ERBIL, Kurdistan Region (Kurdistan 24) – Clashes and sectarian disputes among tribes in Iraq’s southern region are threatening security at oil installations, officials and security sources said.
The deployment of Iraqi security forces in the north and west of the country has created a void in the southern oil producing region where a sectarian conflict between Shia and Sunni tribes is on the rise.
The disputes are over farmland, state construction contracts, and land ownership, according to security sources.
The increased violence risks undermining the Iraqi government’s plans to attract new investment to the oil and gas sector in an aim to recover its economy since the war with the Islamic State (IS) began in 2014.

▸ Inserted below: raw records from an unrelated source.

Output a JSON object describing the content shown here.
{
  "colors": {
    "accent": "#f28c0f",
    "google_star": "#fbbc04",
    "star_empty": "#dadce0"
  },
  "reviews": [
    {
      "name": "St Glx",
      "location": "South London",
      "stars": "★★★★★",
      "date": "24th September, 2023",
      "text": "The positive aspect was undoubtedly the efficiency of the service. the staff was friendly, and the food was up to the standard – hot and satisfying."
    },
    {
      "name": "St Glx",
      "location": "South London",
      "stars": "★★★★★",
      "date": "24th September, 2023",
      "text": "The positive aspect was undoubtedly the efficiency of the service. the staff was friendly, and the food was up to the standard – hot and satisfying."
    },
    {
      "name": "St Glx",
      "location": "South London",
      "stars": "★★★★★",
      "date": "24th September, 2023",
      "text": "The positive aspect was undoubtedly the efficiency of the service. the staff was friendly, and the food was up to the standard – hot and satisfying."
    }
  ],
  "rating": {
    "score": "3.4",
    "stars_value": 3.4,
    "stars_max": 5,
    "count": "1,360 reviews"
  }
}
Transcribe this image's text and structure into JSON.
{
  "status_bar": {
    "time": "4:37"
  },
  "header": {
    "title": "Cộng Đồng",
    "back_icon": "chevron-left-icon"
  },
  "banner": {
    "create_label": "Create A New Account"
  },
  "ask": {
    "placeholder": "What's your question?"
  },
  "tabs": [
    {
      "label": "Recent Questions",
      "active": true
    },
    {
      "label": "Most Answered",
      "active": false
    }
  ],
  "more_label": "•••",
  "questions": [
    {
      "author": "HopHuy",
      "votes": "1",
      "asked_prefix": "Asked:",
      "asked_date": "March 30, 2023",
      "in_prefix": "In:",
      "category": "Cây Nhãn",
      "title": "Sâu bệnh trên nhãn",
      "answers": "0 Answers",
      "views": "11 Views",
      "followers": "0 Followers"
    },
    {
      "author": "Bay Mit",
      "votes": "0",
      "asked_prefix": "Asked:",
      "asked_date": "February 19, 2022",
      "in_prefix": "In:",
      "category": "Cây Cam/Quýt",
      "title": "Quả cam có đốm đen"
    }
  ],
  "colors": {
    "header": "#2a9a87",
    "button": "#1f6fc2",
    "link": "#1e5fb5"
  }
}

Officials have highlighted the importance of stability in Basra, the main southern city home to Iraq’s largest oilfields where exports account for over 95 percent of government revenues.
Ali Shaddad, the head of the oil and gas committee in Basra’s provincial council, said recent fighting by tribes with mortars and machine guns had come close to key oil installations in the west and north of the city.
“Tribal feuds have been exacerbating recently, and such a negative development could threaten the operations of the foreign energy companies,” he said.
Meanwhile, state-run South Oil Co. (SOC) said oil workers and foreign contractors have refused to continue working due to the violence.
“Tribal fighting near oilfields sites is definitely affecting the energy operations and sending a negative message to foreign oil firms,” Abdullah al-Faris, a media manager at SOC, said.
Monitoring security in the southern parts of Iraq has become difficult as forces are focusing on defeating IS, according to Army Lieutenant Colonel Salah Kareem.
“We need larger forces to control rural areas and restrain lawless tribes in the south,” Kareem said. “This is a difficult job for now as most troops are busy with fighting [IS].”
Security forces have failed to disarm tribesman who had seized large supplies of light and heavy weapons from Saddam Hussein’s army following the collapse of the regime in 2003.
Editing by Ava Homa